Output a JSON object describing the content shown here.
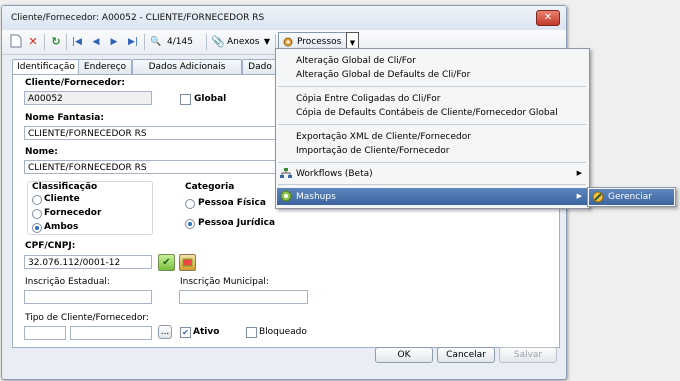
{
  "window": {
    "title": "Cliente/Fornecedor: A00052 - CLIENTE/FORNECEDOR RS",
    "close": "✕"
  },
  "toolbar": {
    "record_count": "4/145",
    "attachments_label": "Anexos",
    "processes_label": "Processos"
  },
  "tabs": [
    "Identificação",
    "Endereço",
    "Dados Adicionais",
    "Dado"
  ],
  "form": {
    "code_label": "Cliente/Fornecedor:",
    "code_value": "A00052",
    "global_label": "Global",
    "fantasy_label": "Nome Fantasia:",
    "fantasy_value": "CLIENTE/FORNECEDOR RS",
    "name_label": "Nome:",
    "name_value": "CLIENTE/FORNECEDOR RS",
    "classification_label": "Classificação",
    "classification_options": [
      "Cliente",
      "Fornecedor",
      "Ambos"
    ],
    "classification_selected": "Ambos",
    "category_label": "Categoria",
    "category_options": [
      "Pessoa Física",
      "Pessoa Jurídica"
    ],
    "category_selected": "Pessoa Jurídica",
    "cpf_label": "CPF/CNPJ:",
    "cpf_value": "32.076.112/0001-12",
    "state_reg_label": "Inscrição Estadual:",
    "city_reg_label": "Inscrição Municipal:",
    "type_label": "Tipo de Cliente/Fornecedor:",
    "ellipsis": "...",
    "active_label": "Ativo",
    "active_checked": true,
    "blocked_label": "Bloqueado",
    "blocked_checked": false
  },
  "buttons": {
    "ok": "OK",
    "cancel": "Cancelar",
    "save": "Salvar"
  },
  "menu": {
    "items": [
      "Alteração Global de Cli/For",
      "Alteração Global de Defaults de Cli/For",
      "Cópia Entre Coligadas do Cli/For",
      "Cópia de Defaults Contábeis de Cliente/Fornecedor Global",
      "Exportação XML de Cliente/Fornecedor",
      "Importação de Cliente/Fornecedor",
      "Workflows (Beta)",
      "Mashups"
    ],
    "highlighted": "Mashups",
    "submenu": [
      "Gerenciar"
    ]
  },
  "colors": {
    "accent": "#3c64a0",
    "highlight": "#5e86bd",
    "window_bg": "#e9eef5"
  }
}
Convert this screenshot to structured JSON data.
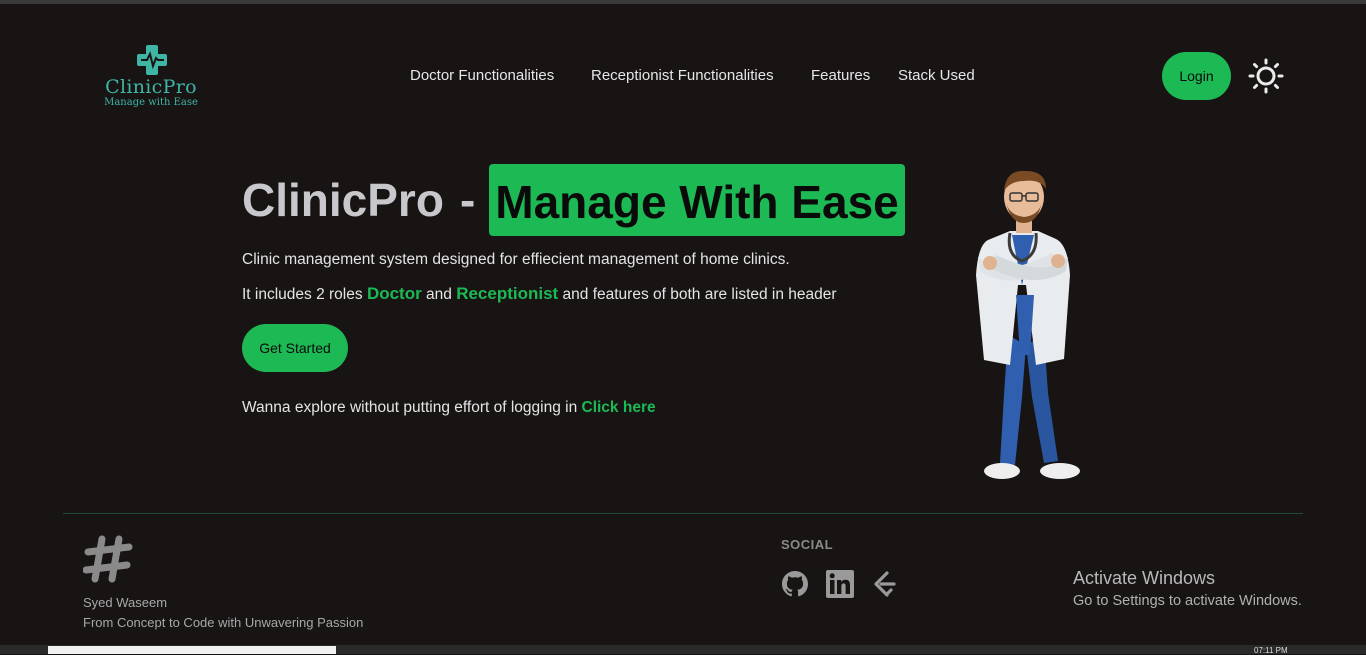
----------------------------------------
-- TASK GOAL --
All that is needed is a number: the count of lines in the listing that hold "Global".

-- ANSWER TO THE PROBLEM --
4